June 24, 2012 § 2 Comments
Judging someone, that is the favorite past-time of most people, myself included. Worst still, we are too quick to do that without taking due time and considerations, often enough making fools of ourselves. Perhaps the following incident could offer us some useful thoughts.
Imam Ahmad used to mention the virtues of his great sheikh, Imam Shafi’e to his wife. He would mention to her the extensive and superb knowledge of Imam Shafi’e as well as his ‘Taqwa’ (piety).
One day, Imam Ahmad invited Imam Shafi’e to come to his home for a visit. When the time for dinner arrived,
Imam Shafi’e ate until he was full and went to the guest room for some sleep.
On seeing this, the startled wife of Imam Ahmad said to him: “O Ahmad, my beloved husband! Is this the same Shafi’e that you used to tell me so much about?”
Imam Ahmad said: “Indeed he is!”
And she said: “I noticed 3 things about him worthy of criticism! Firstly, when we served him the food, he ate plenty of it! Secondly, when he went into the guest room, he went to sleep without standing up to perform the Tahajjud (night prayer)! Lastly, when he prayed Solat ul Fajr with us, he did not perform the wudhu (ablution)!”
So Imam Ahmad went to Imam Shafi’e to ask him about these matters his wife noticed. Imam Shafi’e gently explained to him, like a father would to his son :
“O Ahmad! I ate plenty because I know for certain that your food is ‘Halal’ and indeed you are a generous man! And the food that comes from a generous man is a cure, while the food that comes from a stingy man is a disease! However, I didn’t eat plenty of food in order to achieve my fill; rather I ate plenty of your food in order to derive the cure from it!
As for the reason I didn’t stand up at night to perform the Tahajjud, when I laid my head down to get some sleep, I looked and all I could see was the Book of Allah (Qur’an) and the Sunnah of His Prophet SAW right in front of my face! So I deducted 72 fiqh-related benefits from them for the Muslims to benefit from. Hence, Thus there was no opportunity for me to stand and perform the Tahajjud!
As for the reason why I prayed Solat ul Fajr without performing ablution, by Allah! my eyes never tasted the sweetness of sleep in order for me to renew my wudhu. I was awake the whole night, so I prayed Solat ul Fajr with the same wudhu I had for Solat ul ‘Isha.”

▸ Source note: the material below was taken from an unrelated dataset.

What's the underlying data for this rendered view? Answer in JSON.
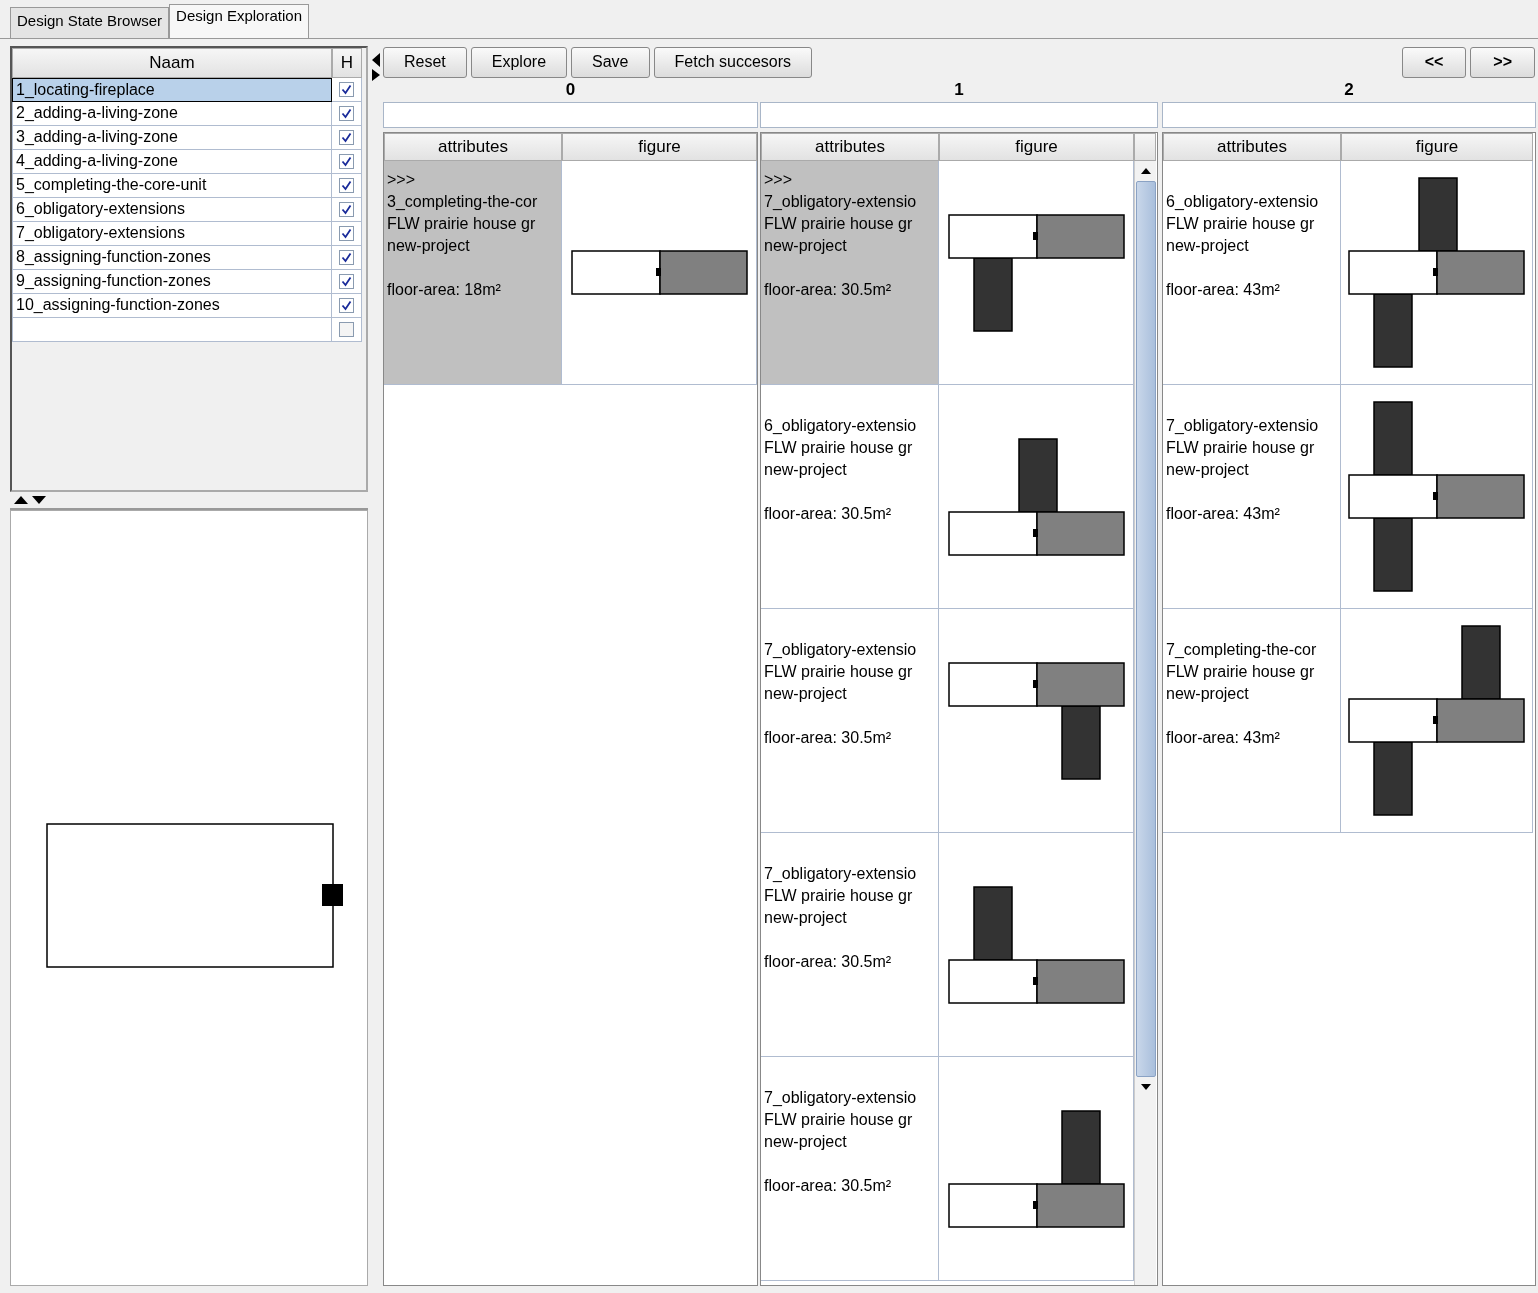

That is how the great Imam Shafi’e normally make full use his time, remembering Allah SWT and the Prophet SAW. And he was famously known to maintain his wudhu from ‘Isya to Fajr. Perhaps, the singularly most important I learned from this wonderful story is how quick are we to offer judgment of someone. Let’s not be hasty in that, eh?